President Trump this week significantly reduced Bears Ears and Grand Staircase-Escalante National Monuments in Utah, a move likely intended to benefit oil, gas and coal mining companies.  If Trump's unprecedented attack is left unchallenged, it not only opens these beautiful wildlands in Utah to potential drilling and mining, it puts every single acre of America's national monuments at risk.  The Antiquities Act allows the President to establish national monuments that protect natural and historical wonders. But undoing or modifying a national monument takes an act of Congress.

Valley of the Gods will no longer be protected after Trump cut Bears Ears National Monument.  Photo by Tim Peterson, LightHawk.

Through his attack on Bears Ears and Grand Staircase-Escalante, Trump is ignoring the law and establishing a precedent that anybody in the Oval office can erase our natural and cultural heritage and hand it to private interests.  If Trump can do this to Bears Ears, then he or any of his successors can undo Mojave Trails, Giant Sequoia, Muir Woods, Vermillion Cliffs, or any other national monument that we cherish.

In fact, we know Trump plans to roll back protections from more national monuments.  Today, Secretary of Interior Ryan Zinke announced that Gold Butte National Monument is also on the chopping block.  National monuments protect places and artifacts for all of us to enjoy and learn from, and we have an obligation to protect these treasures for future generations.
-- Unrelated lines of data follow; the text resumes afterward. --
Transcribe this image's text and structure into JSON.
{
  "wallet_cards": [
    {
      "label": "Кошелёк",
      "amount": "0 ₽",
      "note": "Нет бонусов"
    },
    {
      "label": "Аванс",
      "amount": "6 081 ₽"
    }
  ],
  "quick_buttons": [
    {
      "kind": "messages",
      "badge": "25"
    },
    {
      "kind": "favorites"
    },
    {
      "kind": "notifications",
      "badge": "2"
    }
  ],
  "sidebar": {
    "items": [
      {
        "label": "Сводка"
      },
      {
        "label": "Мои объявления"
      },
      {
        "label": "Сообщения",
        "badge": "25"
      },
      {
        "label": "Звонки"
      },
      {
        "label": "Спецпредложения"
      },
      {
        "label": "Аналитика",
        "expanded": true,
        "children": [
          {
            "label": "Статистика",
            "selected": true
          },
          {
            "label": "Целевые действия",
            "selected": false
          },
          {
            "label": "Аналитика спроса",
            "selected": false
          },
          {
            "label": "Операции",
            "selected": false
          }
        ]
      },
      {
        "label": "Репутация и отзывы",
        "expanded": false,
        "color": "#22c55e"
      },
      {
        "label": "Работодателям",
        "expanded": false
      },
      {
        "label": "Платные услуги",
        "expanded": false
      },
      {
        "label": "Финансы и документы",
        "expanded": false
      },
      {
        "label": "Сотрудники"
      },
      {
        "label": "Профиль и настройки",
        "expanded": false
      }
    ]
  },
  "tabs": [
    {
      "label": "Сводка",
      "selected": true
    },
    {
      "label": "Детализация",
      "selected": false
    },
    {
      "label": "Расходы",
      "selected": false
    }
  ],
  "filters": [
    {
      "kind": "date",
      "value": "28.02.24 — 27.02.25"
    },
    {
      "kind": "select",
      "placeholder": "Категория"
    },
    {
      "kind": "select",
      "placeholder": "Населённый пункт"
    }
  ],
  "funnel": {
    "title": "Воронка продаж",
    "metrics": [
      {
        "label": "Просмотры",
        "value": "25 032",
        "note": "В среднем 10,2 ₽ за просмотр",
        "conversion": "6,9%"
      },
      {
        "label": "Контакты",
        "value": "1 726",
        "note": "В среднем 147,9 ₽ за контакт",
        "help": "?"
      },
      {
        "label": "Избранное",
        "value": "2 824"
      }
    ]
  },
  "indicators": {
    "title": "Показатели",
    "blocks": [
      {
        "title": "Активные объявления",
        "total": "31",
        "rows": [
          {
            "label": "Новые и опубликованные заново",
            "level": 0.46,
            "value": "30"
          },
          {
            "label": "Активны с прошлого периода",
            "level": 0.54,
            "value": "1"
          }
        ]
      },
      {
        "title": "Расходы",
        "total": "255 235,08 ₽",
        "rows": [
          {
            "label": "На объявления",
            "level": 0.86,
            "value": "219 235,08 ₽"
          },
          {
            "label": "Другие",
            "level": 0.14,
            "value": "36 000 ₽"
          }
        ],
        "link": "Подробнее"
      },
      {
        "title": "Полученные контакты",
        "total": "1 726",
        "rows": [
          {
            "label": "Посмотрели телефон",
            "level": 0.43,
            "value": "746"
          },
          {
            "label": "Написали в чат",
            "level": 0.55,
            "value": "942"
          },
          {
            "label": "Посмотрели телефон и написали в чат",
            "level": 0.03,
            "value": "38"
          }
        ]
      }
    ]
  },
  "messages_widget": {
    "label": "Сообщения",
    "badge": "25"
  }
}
We need to fight to keep it that way.  Call your representatives in Congress and tell them to defend our national monuments.  Support groups that are challenging Trump in court.  And mark your calendar for Election Day - November 6, 2018.

President Trump now plans to remove protections from Gold Butte National Monument in Nevada.  These desert wildlands belong to the public.  Not to corporate interests.

Comments

Popular posts from this blog

Does The Military Really Need More Desert Bombing Ranges?

Air Force May Reduce Public Access in Nevada Wildlife Refuge